◆ **EXERCISE REQUIREMENTS**: All lines with the word "name" must be pulled from the entries below.

◆ **RECORDS PROVIDED**:
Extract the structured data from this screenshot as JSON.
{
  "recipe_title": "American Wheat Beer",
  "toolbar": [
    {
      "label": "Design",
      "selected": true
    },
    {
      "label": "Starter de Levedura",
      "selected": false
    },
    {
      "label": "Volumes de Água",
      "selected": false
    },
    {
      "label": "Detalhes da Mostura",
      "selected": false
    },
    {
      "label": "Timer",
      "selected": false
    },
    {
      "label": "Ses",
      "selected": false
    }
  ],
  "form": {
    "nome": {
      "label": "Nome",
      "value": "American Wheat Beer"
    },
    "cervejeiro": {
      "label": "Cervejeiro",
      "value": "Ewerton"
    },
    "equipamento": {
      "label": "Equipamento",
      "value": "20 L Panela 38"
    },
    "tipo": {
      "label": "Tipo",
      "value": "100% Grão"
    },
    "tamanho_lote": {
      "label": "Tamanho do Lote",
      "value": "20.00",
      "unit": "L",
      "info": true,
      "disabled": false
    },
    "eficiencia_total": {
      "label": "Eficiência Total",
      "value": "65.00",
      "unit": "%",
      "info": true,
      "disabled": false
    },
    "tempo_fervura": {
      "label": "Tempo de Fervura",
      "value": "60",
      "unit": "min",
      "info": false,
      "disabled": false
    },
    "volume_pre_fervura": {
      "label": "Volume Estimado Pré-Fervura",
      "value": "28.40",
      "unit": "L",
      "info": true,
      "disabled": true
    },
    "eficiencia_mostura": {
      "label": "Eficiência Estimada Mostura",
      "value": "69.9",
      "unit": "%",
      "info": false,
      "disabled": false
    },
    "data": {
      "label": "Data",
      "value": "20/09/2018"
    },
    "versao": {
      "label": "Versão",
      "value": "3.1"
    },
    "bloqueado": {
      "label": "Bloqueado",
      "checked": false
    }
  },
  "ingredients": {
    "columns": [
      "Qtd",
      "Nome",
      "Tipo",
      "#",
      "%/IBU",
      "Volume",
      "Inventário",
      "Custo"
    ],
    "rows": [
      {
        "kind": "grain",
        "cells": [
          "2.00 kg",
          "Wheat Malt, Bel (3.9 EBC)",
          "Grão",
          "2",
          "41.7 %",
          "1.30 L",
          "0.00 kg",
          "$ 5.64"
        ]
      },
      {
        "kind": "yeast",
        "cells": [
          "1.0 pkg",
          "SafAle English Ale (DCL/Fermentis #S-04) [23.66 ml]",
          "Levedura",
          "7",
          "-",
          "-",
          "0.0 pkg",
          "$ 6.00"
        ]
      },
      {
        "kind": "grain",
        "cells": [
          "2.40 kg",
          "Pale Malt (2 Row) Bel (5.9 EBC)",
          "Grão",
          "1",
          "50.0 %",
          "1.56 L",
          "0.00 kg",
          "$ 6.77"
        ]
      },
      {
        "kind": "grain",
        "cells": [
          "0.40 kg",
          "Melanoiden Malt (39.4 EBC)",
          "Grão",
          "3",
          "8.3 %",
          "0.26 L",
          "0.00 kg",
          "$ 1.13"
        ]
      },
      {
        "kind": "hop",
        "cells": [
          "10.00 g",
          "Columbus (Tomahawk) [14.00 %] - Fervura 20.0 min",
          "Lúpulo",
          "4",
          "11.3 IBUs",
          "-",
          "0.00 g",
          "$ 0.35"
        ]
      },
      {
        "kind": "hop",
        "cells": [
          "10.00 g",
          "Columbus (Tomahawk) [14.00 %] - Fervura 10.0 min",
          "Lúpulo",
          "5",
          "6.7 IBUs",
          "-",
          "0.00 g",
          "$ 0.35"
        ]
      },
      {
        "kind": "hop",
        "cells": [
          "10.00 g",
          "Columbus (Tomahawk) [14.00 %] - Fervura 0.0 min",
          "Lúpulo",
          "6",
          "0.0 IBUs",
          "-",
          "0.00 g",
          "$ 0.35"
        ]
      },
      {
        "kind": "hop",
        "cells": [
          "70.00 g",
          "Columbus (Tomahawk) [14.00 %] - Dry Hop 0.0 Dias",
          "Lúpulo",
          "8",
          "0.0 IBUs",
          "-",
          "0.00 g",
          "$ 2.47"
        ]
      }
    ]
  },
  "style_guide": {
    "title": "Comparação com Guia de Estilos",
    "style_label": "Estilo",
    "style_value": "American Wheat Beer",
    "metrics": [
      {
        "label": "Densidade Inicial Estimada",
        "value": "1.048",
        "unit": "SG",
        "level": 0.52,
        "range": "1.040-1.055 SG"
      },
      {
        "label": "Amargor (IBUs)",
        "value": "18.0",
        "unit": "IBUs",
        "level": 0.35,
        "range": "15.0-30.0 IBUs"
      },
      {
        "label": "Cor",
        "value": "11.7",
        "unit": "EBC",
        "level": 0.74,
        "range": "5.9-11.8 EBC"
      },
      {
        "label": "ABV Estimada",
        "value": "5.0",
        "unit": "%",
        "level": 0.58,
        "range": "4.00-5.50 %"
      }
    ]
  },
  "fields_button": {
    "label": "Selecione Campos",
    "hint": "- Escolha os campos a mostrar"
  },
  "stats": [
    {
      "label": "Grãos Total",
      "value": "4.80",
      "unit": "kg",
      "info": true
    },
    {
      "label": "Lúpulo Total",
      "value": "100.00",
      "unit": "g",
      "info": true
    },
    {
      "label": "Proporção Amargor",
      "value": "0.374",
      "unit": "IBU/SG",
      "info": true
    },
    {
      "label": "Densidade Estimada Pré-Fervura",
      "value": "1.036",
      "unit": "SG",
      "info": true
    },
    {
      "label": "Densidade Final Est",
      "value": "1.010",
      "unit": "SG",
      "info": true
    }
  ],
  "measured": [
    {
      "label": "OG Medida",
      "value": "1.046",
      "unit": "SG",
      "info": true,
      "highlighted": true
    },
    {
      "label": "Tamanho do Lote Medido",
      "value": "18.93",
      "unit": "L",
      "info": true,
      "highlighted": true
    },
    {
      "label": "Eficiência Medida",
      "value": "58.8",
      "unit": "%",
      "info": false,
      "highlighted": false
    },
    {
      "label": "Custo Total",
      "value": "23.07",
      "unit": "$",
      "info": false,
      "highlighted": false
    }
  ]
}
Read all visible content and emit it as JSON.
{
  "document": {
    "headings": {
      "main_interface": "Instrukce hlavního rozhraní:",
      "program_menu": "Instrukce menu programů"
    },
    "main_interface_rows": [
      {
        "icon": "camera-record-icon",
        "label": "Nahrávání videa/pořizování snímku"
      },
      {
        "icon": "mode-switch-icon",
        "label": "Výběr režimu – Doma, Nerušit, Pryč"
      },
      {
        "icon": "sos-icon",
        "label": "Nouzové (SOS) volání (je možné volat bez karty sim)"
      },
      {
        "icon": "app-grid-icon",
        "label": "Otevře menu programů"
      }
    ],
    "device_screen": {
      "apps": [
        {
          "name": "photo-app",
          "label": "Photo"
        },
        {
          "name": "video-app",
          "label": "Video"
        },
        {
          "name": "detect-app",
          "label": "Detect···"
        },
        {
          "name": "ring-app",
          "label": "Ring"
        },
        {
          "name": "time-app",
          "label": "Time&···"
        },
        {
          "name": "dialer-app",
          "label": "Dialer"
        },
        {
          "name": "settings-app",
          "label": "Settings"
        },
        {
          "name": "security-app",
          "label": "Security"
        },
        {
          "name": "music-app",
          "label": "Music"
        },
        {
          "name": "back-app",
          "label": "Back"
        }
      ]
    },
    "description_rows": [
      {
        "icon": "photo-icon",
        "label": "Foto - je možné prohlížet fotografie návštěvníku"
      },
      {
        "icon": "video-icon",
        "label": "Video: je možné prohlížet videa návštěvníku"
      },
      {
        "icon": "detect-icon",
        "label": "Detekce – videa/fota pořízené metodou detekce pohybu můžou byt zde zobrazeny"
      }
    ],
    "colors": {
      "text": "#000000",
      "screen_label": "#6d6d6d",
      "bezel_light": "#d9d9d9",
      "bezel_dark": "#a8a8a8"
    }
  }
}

◆ **WRITTEN ANSWER**:
          "name": "photo-app",
          "name": "video-app",
          "name": "detect-app",
          "name": "ring-app",
          "name": "time-app",
          "name": "dialer-app",
          "name": "settings-app",
          "name": "security-app",
          "name": "music-app",
          "name": "back-app",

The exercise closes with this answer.